• Mike Matson

Swept Away

This column was published October 1, 2022 in the Manhattan Mercury.


Addressed to “Manhattan Area Household,” what I thought was junk mail, turned into a vehicle to lift up change. A hard copy survey from Nielsen, seeking to discern my radio and TV habits.

As a former broadcaster, ratings were the key to whether I would get a raise, or in some cases, even keep my job. When I saw the return address, my first thought was, “Surely, Nielsen no longer relies on hard copy surveys sent through the U.S. mail.”

They do not. And don’t call me Shirley. Or Laverne.

Nielsen ratings started with the birth of the industry. Little booklet-form diaries were sent to select households. Viewers would write down whether on Tuesday night at 9:30, they were watching Marcus Welby or Archie Bunker.

On radio, surveys counted listeners each quarter-hour if they were tuned in for at least five minutes. We poor, overworked, underappreciated entry level deejays would “hot track” the quarter hour with a hit song from the Adult Contemporary playlist. Spin Streisand or Air Supply at the quarter-hour and keep the listener until they were counted.

The resulting data was the lifeblood that drove literally everything in TV and radio, beginning with revenue streams. The better your ratings, the more you could charge for commercials, increasing the chances of a pay raise for that poor, overworked, underappreciated entry level deejay.

Later, when I transitioned to television news, we would purposefully save our best stuff – investigative, in-depth multi-part reporting for “sweeps week,” so named because Nielsen collected diaries first on the east coast, then worked their way west, sweeping them up.

c. RetroNewsNow

Sunday nights, families were planted in front of the tube at 7 p.m. for Ed Sullivan. If we were introduced to Keith Partridge’s new crush at 7:30 Friday night, and I didn’t tune in until 7:40, I had no idea to whom he was crooning “I Think I Love You” at 7:55.

Today, the assumption on which all those premises were based has done a complete 1-80. I decide what I will listen to and watch from thousands of choices. More importantly, I decide when. Technology has given the power to the consumer. No longer am I held hostage by programming decisions made by network execs at 30 Rock.

Back to my erstwhile junk mail. My second thought was, why me?

Nielsen says my home was selected because it statistically represents the total population of my community and that my household’s participation ensures that ratings represent everyone in town.

You’re welcome, Manhattan. Buy me lunch one of these days.

Fifteen short answer or multiple-choice questions. They want to know what I watch and listen to, in broad content buckets (comedy, drama, news, sports, other). They ask, in a typical day, how many hours of TV I watch. Put me down for less than two. And I can be counted on to nod off sometime within the second hour.

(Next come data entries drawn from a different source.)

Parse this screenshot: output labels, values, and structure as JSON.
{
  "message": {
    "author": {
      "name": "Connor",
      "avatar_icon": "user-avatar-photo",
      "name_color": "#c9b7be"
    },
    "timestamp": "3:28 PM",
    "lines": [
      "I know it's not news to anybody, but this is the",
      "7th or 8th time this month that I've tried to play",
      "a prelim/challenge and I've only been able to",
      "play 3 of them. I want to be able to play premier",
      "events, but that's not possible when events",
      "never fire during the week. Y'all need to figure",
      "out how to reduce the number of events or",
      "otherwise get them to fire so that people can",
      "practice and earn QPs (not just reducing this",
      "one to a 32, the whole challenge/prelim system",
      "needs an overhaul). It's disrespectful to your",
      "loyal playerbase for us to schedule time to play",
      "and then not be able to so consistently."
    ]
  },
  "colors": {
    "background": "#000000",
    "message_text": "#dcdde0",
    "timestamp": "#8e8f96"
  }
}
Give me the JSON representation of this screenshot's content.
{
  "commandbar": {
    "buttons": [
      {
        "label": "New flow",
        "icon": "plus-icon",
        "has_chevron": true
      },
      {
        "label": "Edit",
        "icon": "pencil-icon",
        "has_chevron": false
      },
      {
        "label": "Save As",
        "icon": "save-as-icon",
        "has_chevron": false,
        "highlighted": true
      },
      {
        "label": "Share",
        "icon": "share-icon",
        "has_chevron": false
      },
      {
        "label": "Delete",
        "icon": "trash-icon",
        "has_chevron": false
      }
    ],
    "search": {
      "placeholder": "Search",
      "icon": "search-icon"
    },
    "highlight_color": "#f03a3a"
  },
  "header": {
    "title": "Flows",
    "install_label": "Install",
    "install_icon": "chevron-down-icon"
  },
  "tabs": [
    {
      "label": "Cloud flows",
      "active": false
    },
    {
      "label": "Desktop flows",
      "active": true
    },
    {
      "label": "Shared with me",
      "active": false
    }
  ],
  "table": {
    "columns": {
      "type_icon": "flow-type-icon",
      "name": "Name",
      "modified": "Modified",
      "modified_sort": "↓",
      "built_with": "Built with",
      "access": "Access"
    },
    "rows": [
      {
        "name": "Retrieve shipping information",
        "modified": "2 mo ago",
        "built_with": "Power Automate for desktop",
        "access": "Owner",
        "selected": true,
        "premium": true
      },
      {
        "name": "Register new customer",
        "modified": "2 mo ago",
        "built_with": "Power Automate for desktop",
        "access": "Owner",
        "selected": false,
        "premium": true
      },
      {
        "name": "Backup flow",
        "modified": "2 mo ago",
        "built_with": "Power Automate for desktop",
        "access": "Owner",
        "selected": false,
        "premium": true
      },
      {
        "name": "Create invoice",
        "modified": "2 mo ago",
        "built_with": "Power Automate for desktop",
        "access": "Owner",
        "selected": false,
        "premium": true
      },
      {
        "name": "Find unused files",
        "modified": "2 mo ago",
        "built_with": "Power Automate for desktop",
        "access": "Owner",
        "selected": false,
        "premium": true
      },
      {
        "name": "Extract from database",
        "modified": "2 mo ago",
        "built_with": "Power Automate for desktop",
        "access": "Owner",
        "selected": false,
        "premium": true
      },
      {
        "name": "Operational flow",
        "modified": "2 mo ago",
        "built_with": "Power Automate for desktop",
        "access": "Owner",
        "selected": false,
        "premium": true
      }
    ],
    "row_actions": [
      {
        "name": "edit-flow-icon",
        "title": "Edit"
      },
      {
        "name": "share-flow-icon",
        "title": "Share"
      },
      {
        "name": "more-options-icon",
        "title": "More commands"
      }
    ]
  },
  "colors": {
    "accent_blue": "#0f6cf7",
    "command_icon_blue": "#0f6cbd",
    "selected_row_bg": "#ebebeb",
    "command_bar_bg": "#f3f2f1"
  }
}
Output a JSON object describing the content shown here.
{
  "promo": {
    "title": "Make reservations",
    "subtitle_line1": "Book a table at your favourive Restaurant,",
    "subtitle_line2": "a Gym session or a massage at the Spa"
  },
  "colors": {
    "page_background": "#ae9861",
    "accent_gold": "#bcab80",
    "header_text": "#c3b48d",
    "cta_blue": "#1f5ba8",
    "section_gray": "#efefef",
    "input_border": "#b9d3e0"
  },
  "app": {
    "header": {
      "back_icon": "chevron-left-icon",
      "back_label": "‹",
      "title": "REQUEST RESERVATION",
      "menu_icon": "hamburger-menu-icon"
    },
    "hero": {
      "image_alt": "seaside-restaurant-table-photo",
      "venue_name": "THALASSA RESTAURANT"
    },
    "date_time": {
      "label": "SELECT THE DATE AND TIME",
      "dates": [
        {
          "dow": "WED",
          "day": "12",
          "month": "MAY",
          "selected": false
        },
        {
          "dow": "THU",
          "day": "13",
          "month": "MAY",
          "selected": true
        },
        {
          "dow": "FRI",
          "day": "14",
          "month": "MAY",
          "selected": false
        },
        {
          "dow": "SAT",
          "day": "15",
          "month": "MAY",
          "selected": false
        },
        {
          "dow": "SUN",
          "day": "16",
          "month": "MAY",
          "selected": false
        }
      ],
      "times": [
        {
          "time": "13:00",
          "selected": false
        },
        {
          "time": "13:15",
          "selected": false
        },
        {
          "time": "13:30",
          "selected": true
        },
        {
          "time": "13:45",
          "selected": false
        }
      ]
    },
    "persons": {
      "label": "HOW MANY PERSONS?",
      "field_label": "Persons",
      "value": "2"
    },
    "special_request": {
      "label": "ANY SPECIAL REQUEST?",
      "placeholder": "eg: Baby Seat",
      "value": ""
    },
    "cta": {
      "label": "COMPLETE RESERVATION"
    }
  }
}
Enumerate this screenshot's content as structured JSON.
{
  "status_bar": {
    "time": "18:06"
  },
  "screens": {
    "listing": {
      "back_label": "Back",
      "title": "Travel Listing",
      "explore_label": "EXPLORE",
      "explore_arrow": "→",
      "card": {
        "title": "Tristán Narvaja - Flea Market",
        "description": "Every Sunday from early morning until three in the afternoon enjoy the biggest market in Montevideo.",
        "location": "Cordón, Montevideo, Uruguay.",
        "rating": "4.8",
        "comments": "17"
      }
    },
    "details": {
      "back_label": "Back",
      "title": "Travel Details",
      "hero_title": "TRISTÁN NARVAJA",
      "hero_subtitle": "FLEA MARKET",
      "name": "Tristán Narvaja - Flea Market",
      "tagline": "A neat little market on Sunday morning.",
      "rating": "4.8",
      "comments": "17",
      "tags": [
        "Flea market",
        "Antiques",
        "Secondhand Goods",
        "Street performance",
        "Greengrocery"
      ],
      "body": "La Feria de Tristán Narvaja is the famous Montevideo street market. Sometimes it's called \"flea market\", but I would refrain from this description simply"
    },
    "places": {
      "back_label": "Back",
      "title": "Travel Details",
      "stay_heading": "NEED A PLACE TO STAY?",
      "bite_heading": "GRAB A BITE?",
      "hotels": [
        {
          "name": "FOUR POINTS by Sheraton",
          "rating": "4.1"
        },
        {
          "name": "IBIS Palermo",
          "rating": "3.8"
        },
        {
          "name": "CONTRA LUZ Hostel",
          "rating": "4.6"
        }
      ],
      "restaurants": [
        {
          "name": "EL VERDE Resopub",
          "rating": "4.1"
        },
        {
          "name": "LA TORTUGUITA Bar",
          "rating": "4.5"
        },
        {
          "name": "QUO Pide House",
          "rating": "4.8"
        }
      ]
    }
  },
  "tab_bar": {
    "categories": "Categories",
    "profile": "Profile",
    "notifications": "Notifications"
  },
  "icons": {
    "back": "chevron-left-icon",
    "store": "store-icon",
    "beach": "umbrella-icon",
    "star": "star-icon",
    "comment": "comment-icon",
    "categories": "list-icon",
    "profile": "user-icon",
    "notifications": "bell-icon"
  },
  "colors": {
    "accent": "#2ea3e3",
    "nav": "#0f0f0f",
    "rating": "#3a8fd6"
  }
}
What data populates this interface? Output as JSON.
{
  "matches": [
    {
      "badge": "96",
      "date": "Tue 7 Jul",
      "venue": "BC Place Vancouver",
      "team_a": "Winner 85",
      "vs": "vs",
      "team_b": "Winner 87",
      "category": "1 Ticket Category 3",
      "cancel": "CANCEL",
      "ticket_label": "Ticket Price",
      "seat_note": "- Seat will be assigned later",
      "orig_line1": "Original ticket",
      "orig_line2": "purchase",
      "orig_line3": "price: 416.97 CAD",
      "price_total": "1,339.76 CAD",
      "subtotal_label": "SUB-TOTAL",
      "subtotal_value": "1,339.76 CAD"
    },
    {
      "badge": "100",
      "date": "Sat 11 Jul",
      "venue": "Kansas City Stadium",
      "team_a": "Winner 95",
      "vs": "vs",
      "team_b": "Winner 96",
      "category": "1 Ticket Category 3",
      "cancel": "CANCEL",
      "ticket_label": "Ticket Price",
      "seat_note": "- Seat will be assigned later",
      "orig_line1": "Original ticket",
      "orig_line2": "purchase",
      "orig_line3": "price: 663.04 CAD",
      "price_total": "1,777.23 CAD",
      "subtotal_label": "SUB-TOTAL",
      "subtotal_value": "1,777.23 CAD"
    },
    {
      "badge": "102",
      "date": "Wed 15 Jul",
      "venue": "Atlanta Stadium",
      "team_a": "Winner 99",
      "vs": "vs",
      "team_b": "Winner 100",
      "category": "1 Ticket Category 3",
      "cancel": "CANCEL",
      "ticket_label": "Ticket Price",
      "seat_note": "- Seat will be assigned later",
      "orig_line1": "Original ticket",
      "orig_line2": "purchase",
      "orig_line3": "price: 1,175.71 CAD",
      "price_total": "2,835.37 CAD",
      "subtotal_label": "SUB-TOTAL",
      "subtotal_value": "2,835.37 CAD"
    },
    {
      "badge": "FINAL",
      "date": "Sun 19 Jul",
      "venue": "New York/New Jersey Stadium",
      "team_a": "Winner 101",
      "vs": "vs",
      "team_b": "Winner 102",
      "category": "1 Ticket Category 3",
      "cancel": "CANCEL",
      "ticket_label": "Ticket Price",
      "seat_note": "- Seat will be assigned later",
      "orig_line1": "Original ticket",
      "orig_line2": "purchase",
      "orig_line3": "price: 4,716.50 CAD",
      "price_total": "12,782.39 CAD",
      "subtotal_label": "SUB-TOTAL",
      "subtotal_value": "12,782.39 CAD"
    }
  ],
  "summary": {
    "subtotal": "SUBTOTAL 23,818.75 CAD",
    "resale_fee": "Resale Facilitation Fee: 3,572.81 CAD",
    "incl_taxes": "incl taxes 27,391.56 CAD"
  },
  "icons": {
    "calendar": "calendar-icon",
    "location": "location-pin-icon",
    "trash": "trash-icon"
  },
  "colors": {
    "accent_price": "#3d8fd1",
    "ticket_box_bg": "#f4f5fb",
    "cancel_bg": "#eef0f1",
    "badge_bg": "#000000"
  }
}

Like Mary Tyler Moore and Seinfeld, “sweeps week” has been retrofitted into the fond memory zone. Nielsen now gathers this data 24-7-365. Given the technological tectonic plate shifting that has occurred since the days when Laverne & Shirley duked it out with The Waltons for eyeballs on an analog television, my guess is today, Nielsen knows exactly what I’m watching and how long I’m tuned in. They may even know the exact moment I nod off.

A generation from now, after the brain implant, the ratings surveyors will detect my decelerating heart rate, rapid eye movement and slow delta brain waves. Then, an overworked, underappreciated, entry level content provider will seamlessly weave into my dreams a narrative bought and paid for by a canny advertiser who knows the perceived gaps in my life, and plants in my subconscious an impression of myself that deep down, I want to see.

I hope that dude gets a pay raise.